Informality - Many visitors to the United States notice how informal Americans are. Although Americans value and respect their teachers, they may call them by their given names and speak to them in a casual informal manner

Americans are also most comfortable believing that all people are equal, regardless of their job, age, or education level. Unlike many cultures, Americans generally do not value a society that has a proper order or hierarchy with overly harmonious relationships.

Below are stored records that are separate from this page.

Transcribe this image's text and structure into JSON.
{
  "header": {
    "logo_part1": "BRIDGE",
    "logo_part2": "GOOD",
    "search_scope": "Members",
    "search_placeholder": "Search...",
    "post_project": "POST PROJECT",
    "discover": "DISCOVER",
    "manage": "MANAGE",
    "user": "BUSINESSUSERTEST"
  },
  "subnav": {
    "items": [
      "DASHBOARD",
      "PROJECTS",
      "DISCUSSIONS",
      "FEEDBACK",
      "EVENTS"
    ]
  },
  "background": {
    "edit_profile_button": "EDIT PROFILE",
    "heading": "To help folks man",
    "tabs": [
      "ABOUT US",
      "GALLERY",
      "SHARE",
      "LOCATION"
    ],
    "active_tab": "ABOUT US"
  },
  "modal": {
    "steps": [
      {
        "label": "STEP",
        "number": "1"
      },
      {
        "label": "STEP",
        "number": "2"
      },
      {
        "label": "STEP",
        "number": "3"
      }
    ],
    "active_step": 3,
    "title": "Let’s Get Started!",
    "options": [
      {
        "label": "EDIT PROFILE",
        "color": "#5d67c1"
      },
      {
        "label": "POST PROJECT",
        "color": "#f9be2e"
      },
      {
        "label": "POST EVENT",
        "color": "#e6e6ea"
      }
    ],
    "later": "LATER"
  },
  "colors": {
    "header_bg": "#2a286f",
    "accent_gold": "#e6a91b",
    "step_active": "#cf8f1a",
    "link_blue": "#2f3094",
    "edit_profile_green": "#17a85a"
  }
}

Rather, Americans are brought up to question authority, even their own parents. In fact, American parents generally encourage their children to speak up and ask questions of people in authority, even teachers and other leaders. American teachers believe they are successful in their teaching if their students ask questions and also speak up to present their own ideas and views on a topic. An American teacher who has a student who never speaks in class might think that student is not interested or not understanding the class.

International visitors may feel disturbed by what they consider to be an American’s lack of respect for traditions and other people. It is important to remember that this is because of a basic difference in cultural values.

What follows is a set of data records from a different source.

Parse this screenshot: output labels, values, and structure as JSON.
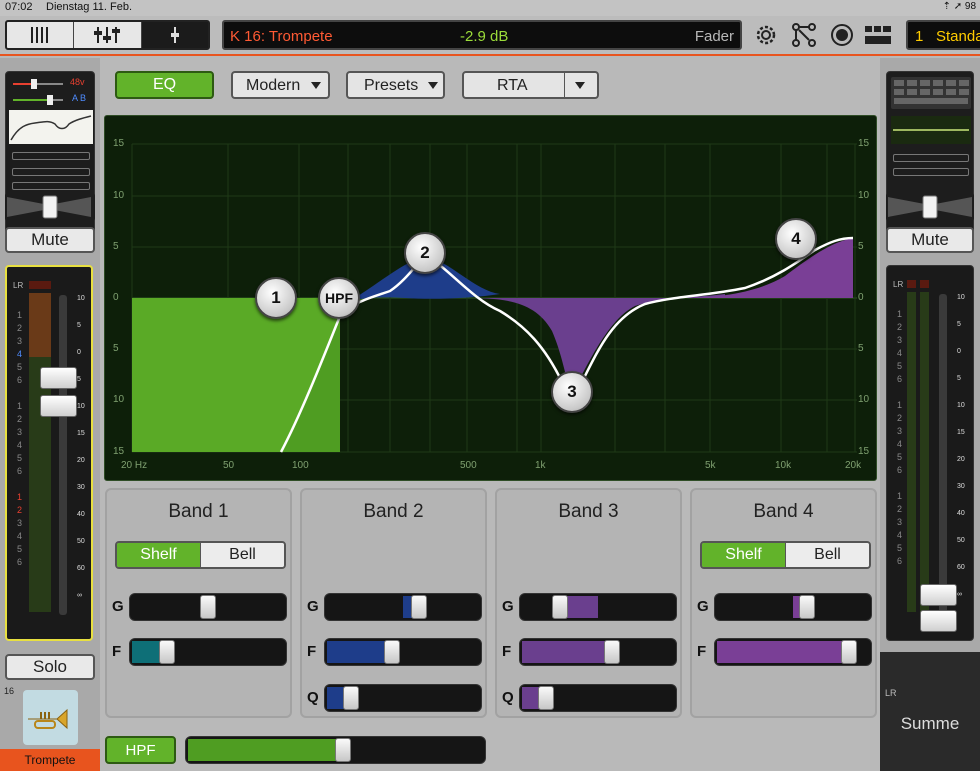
{
  "status": {
    "time": "07:02",
    "date": "Dienstag 11. Feb.",
    "icons_text": "⇡ ➚ 98"
  },
  "top": {
    "channel_name": "K 16: Trompete",
    "level": "-2.9 dB",
    "mode": "Fader",
    "scene_number": "1",
    "scene_name": "Standa"
  },
  "left_strip": {
    "phantom": "48v",
    "ab": "A  B",
    "mute": "Mute",
    "solo": "Solo",
    "meter_label": "LR",
    "channel_number": "16",
    "channel_name": "Trompete",
    "meter_digits": [
      "1",
      "2",
      "3",
      "4",
      "5",
      "6",
      "",
      "1",
      "2",
      "3",
      "4",
      "5",
      "6",
      "",
      "1",
      "2",
      "3",
      "4",
      "5",
      "6"
    ],
    "scale": [
      "10",
      "5",
      "0",
      "5",
      "10",
      "15",
      "20",
      "30",
      "40",
      "50",
      "60",
      "∞"
    ]
  },
  "right_strip": {
    "mute": "Mute",
    "meter_label": "LR",
    "name": "Summe",
    "meter_digits": [
      "1",
      "2",
      "3",
      "4",
      "5",
      "6",
      "",
      "1",
      "2",
      "3",
      "4",
      "5",
      "6",
      "",
      "1",
      "2",
      "3",
      "4",
      "5",
      "6"
    ],
    "scale": [
      "10",
      "5",
      "0",
      "5",
      "10",
      "15",
      "20",
      "30",
      "40",
      "50",
      "60",
      "∞"
    ]
  },
  "toolbar": {
    "eq_label": "EQ",
    "mode_label": "Modern",
    "presets_label": "Presets",
    "rta_label": "RTA"
  },
  "eq_graph": {
    "y_labels": [
      "15",
      "10",
      "5",
      "0",
      "5",
      "10",
      "15"
    ],
    "x_labels": [
      "20 Hz",
      "50",
      "100",
      "500",
      "1k",
      "5k",
      "10k",
      "20k"
    ],
    "nodes": [
      "1",
      "HPF",
      "2",
      "3",
      "4"
    ]
  },
  "bands": [
    {
      "title": "Band 1",
      "type_a": "Shelf",
      "type_b": "Bell",
      "g": "G",
      "f": "F",
      "gain": 0.5,
      "freq": 0.2
    },
    {
      "title": "Band 2",
      "g": "G",
      "f": "F",
      "q": "Q",
      "gain": 0.62,
      "freq": 0.42,
      "qv": 0.12
    },
    {
      "title": "Band 3",
      "g": "G",
      "f": "F",
      "q": "Q",
      "gain": 0.22,
      "freq": 0.6,
      "qv": 0.12
    },
    {
      "title": "Band 4",
      "type_a": "Shelf",
      "type_b": "Bell",
      "g": "G",
      "f": "F",
      "gain": 0.6,
      "freq": 0.91
    }
  ],
  "hpf": {
    "label": "HPF",
    "level": 0.55
  },
  "colors": {
    "green": "#62b32a",
    "blue": "#1e3d8a",
    "purple": "#6a3f8e",
    "accent": "#e8541e",
    "teal": "#0e6f77"
  }
}
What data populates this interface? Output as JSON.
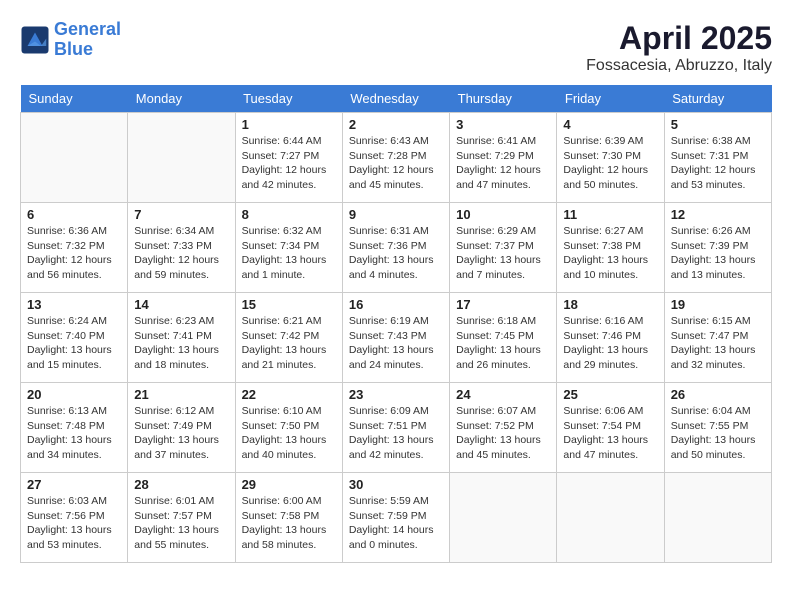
{
  "header": {
    "logo_line1": "General",
    "logo_line2": "Blue",
    "month_title": "April 2025",
    "location": "Fossacesia, Abruzzo, Italy"
  },
  "weekdays": [
    "Sunday",
    "Monday",
    "Tuesday",
    "Wednesday",
    "Thursday",
    "Friday",
    "Saturday"
  ],
  "weeks": [
    [
      {
        "day": "",
        "info": ""
      },
      {
        "day": "",
        "info": ""
      },
      {
        "day": "1",
        "info": "Sunrise: 6:44 AM\nSunset: 7:27 PM\nDaylight: 12 hours\nand 42 minutes."
      },
      {
        "day": "2",
        "info": "Sunrise: 6:43 AM\nSunset: 7:28 PM\nDaylight: 12 hours\nand 45 minutes."
      },
      {
        "day": "3",
        "info": "Sunrise: 6:41 AM\nSunset: 7:29 PM\nDaylight: 12 hours\nand 47 minutes."
      },
      {
        "day": "4",
        "info": "Sunrise: 6:39 AM\nSunset: 7:30 PM\nDaylight: 12 hours\nand 50 minutes."
      },
      {
        "day": "5",
        "info": "Sunrise: 6:38 AM\nSunset: 7:31 PM\nDaylight: 12 hours\nand 53 minutes."
      }
    ],
    [
      {
        "day": "6",
        "info": "Sunrise: 6:36 AM\nSunset: 7:32 PM\nDaylight: 12 hours\nand 56 minutes."
      },
      {
        "day": "7",
        "info": "Sunrise: 6:34 AM\nSunset: 7:33 PM\nDaylight: 12 hours\nand 59 minutes."
      },
      {
        "day": "8",
        "info": "Sunrise: 6:32 AM\nSunset: 7:34 PM\nDaylight: 13 hours\nand 1 minute."
      },
      {
        "day": "9",
        "info": "Sunrise: 6:31 AM\nSunset: 7:36 PM\nDaylight: 13 hours\nand 4 minutes."
      },
      {
        "day": "10",
        "info": "Sunrise: 6:29 AM\nSunset: 7:37 PM\nDaylight: 13 hours\nand 7 minutes."
      },
      {
        "day": "11",
        "info": "Sunrise: 6:27 AM\nSunset: 7:38 PM\nDaylight: 13 hours\nand 10 minutes."
      },
      {
        "day": "12",
        "info": "Sunrise: 6:26 AM\nSunset: 7:39 PM\nDaylight: 13 hours\nand 13 minutes."
      }
    ],
    [
      {
        "day": "13",
        "info": "Sunrise: 6:24 AM\nSunset: 7:40 PM\nDaylight: 13 hours\nand 15 minutes."
      },
      {
        "day": "14",
        "info": "Sunrise: 6:23 AM\nSunset: 7:41 PM\nDaylight: 13 hours\nand 18 minutes."
      },
      {
        "day": "15",
        "info": "Sunrise: 6:21 AM\nSunset: 7:42 PM\nDaylight: 13 hours\nand 21 minutes."
      },
      {
        "day": "16",
        "info": "Sunrise: 6:19 AM\nSunset: 7:43 PM\nDaylight: 13 hours\nand 24 minutes."
      },
      {
        "day": "17",
        "info": "Sunrise: 6:18 AM\nSunset: 7:45 PM\nDaylight: 13 hours\nand 26 minutes."
      },
      {
        "day": "18",
        "info": "Sunrise: 6:16 AM\nSunset: 7:46 PM\nDaylight: 13 hours\nand 29 minutes."
      },
      {
        "day": "19",
        "info": "Sunrise: 6:15 AM\nSunset: 7:47 PM\nDaylight: 13 hours\nand 32 minutes."
      }
    ],
    [
      {
        "day": "20",
        "info": "Sunrise: 6:13 AM\nSunset: 7:48 PM\nDaylight: 13 hours\nand 34 minutes."
      },
      {
        "day": "21",
        "info": "Sunrise: 6:12 AM\nSunset: 7:49 PM\nDaylight: 13 hours\nand 37 minutes."
      },
      {
        "day": "22",
        "info": "Sunrise: 6:10 AM\nSunset: 7:50 PM\nDaylight: 13 hours\nand 40 minutes."
      },
      {
        "day": "23",
        "info": "Sunrise: 6:09 AM\nSunset: 7:51 PM\nDaylight: 13 hours\nand 42 minutes."
      },
      {
        "day": "24",
        "info": "Sunrise: 6:07 AM\nSunset: 7:52 PM\nDaylight: 13 hours\nand 45 minutes."
      },
      {
        "day": "25",
        "info": "Sunrise: 6:06 AM\nSunset: 7:54 PM\nDaylight: 13 hours\nand 47 minutes."
      },
      {
        "day": "26",
        "info": "Sunrise: 6:04 AM\nSunset: 7:55 PM\nDaylight: 13 hours\nand 50 minutes."
      }
    ],
    [
      {
        "day": "27",
        "info": "Sunrise: 6:03 AM\nSunset: 7:56 PM\nDaylight: 13 hours\nand 53 minutes."
      },
      {
        "day": "28",
        "info": "Sunrise: 6:01 AM\nSunset: 7:57 PM\nDaylight: 13 hours\nand 55 minutes."
      },
      {
        "day": "29",
        "info": "Sunrise: 6:00 AM\nSunset: 7:58 PM\nDaylight: 13 hours\nand 58 minutes."
      },
      {
        "day": "30",
        "info": "Sunrise: 5:59 AM\nSunset: 7:59 PM\nDaylight: 14 hours\nand 0 minutes."
      },
      {
        "day": "",
        "info": ""
      },
      {
        "day": "",
        "info": ""
      },
      {
        "day": "",
        "info": ""
      }
    ]
  ]
}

Privacy - Although Americans are informal in their behavior, they still have certain rules that they follow. Because Americans are always working and busy doing something, they especially value their time and space. This means they need time to themselves and value spending some time alone. Therefore, it is good to call ahead or schedule time to visit Americans. Most Americans do not just show up at someone home for a visit without calling first. This would be considered an invasion of their privacy.

Friendship - Americans tend to be very friendly on a casual basis. This may result in many casual friendships around to specific activities but not always close, lasting friendships. International students in the United States are often surprised at how friendly Americans are but how difficult it is to become a friend to an American. Students often tell us how they have very close friends in their home country that may last for many years or even a lifetime.

Americans are different in the way they make friends. Everyone in the US seems friendly. Friendliness is a kind of social ritual in America. Americans will walk down the street and say Hi, how are you?! And not wait for an answer. People from other countries find this odd and even rude. It is important to remember that this is just a social greeting or ritual and does not mean that they want to be close friends.

In general, Americans may have a large set of friends that change over time and does not involve many obligations.

How to Help Yourself Adjust Successfully

• Look for internationals who have already studied in the United States - ask for help in your adjustment based on their past experiences.

• Most U.S. classrooms are learner centered in which there are discussions, student presentations, critical analysis, interactions with the Professor, different types of exams and assignments, and a chance to apply knowledge. Remember that classroom participation is generally valued by US. Professors.

• Attend all classes - be prepared - do your assignments and bring any questions you may have to class or schedule appointments with professors and advisors to ask questions.

• Communicate clearly and directly.

• Meet with your Academic Advisor each semester. Meet with your Professors during their office hours if you have concerns or questions that can’t be addressed in class.

• Plagiarism and Cheating are considered serious offenses and may result in failing the class or even suspension from school. Ask your professors if you have any questions about what is considered plagiarism or cheating. See Academic Information

• Don’t hesitate to ask for help so you can figure out how to do things for yourself. Then be independent and make choices that help you to be successful. Practice assertiveness by asking questions and taking action to do what is expected of you.

• Try to adapt to your new setting. Keep an open mind. Have a sense of humor. Remember it is ok to make mistakes and then learn from your mistakes.